**DATA FOR REVIEW**.
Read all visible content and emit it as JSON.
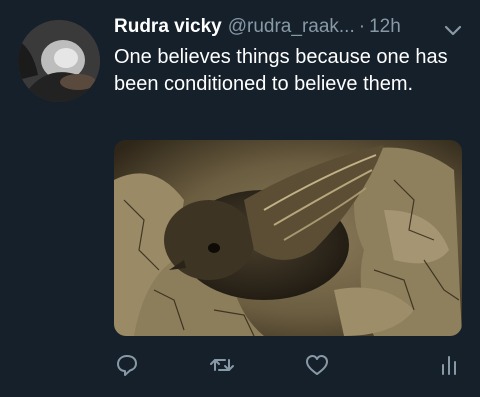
{
  "tweet": {
    "author_name": "Rudra vicky",
    "handle": "@rudra_raak...",
    "separator": "·",
    "time": "12h",
    "text": "One believes things because one has been conditioned to believe them."
  },
  "icons": {
    "menu": "chevron-down-icon",
    "reply": "reply-icon",
    "retweet": "retweet-icon",
    "like": "heart-icon",
    "analytics": "analytics-icon"
  },
  "colors": {
    "background": "#15202b",
    "primary_text": "#ffffff",
    "secondary_text": "#8899a6"
  }
}
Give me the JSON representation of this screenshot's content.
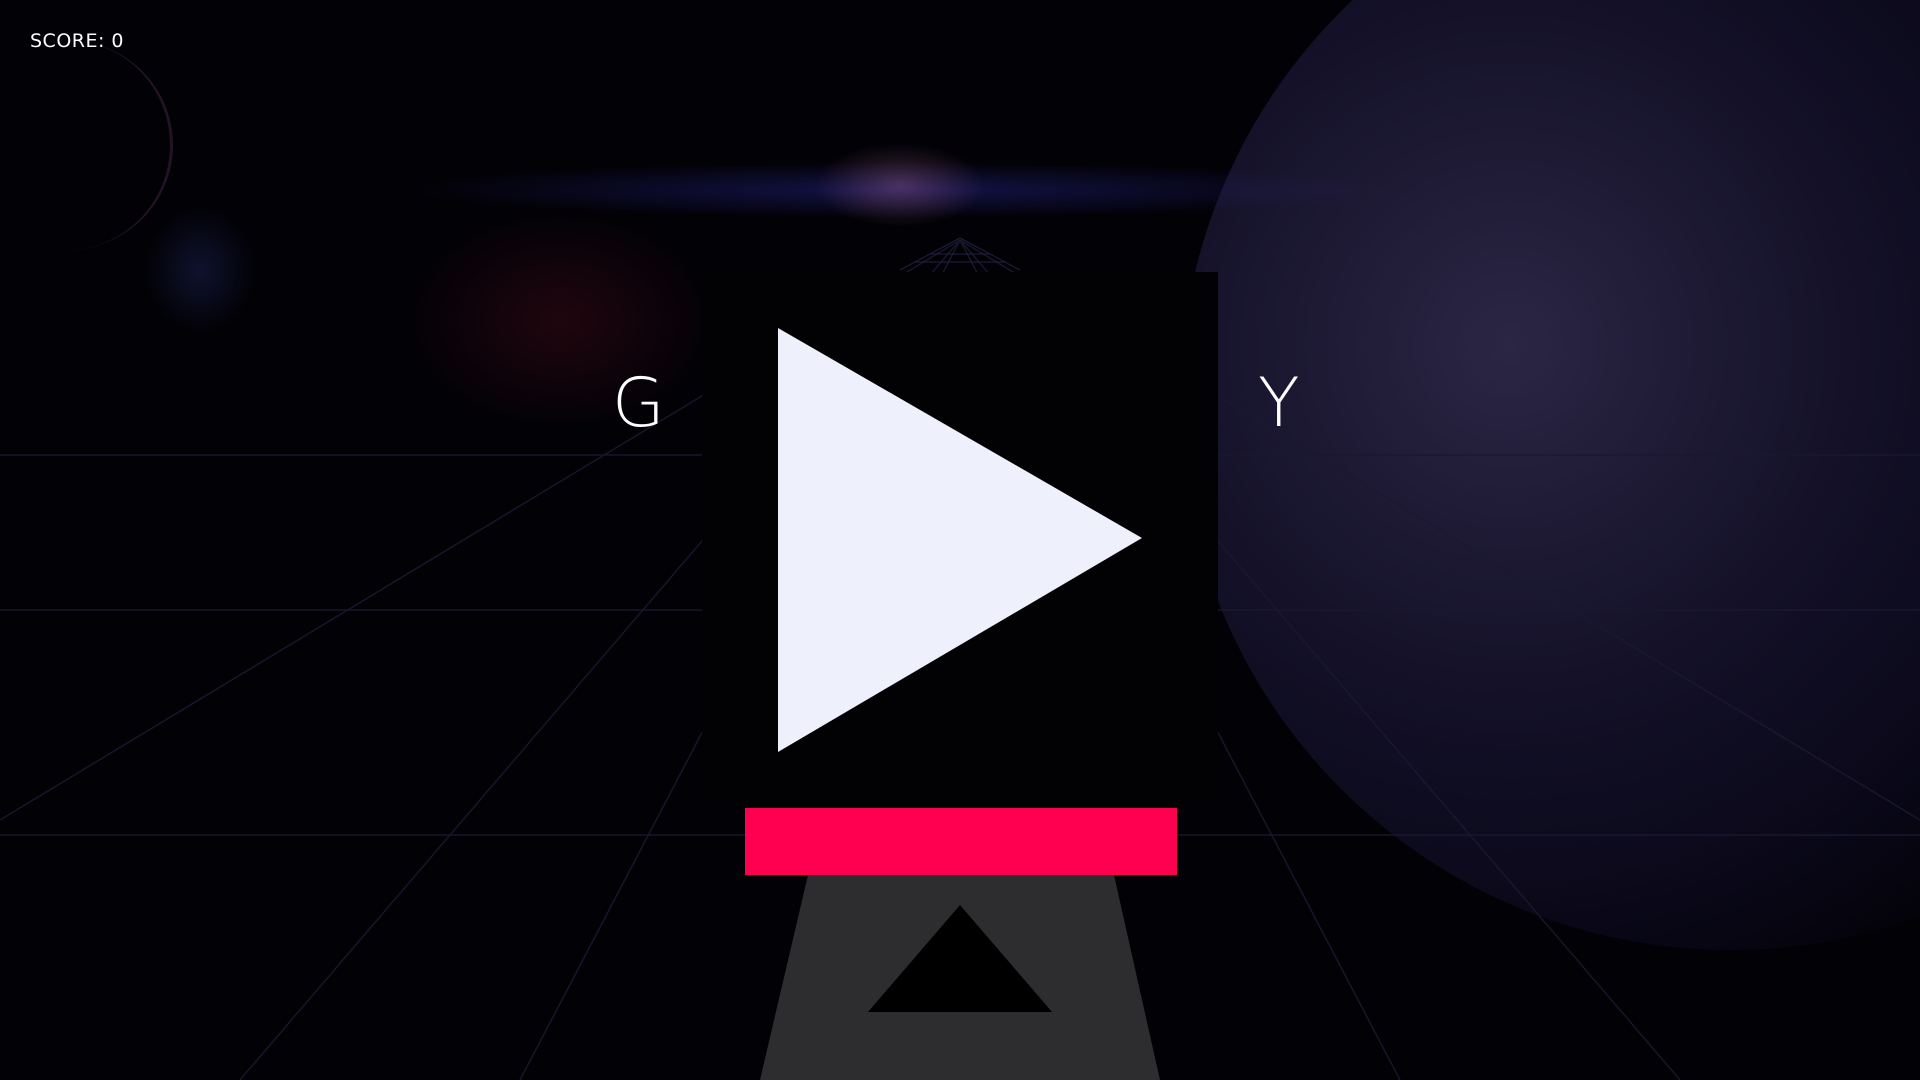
{
  "hud": {
    "score_label": "SCORE: 0"
  },
  "title": {
    "left_letter": "G",
    "right_letter": "Y"
  },
  "play_button": {
    "icon": "play-icon",
    "color": "#eef0fb",
    "panel_color": "#020204"
  },
  "play_bar": {
    "color": "#ff0050"
  },
  "ship": {
    "body_color": "#2d2d2f",
    "marker_icon": "up-triangle-icon",
    "marker_color": "#000000"
  },
  "colors": {
    "background": "#020106",
    "grid_line": "#1a1930",
    "text": "#ffffff"
  }
}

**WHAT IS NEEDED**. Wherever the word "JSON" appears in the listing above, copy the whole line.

**REPLY TO THE TASK**.
Read all visible content and emit it as JSON.
Give me the JSON representation of this screenshot's content.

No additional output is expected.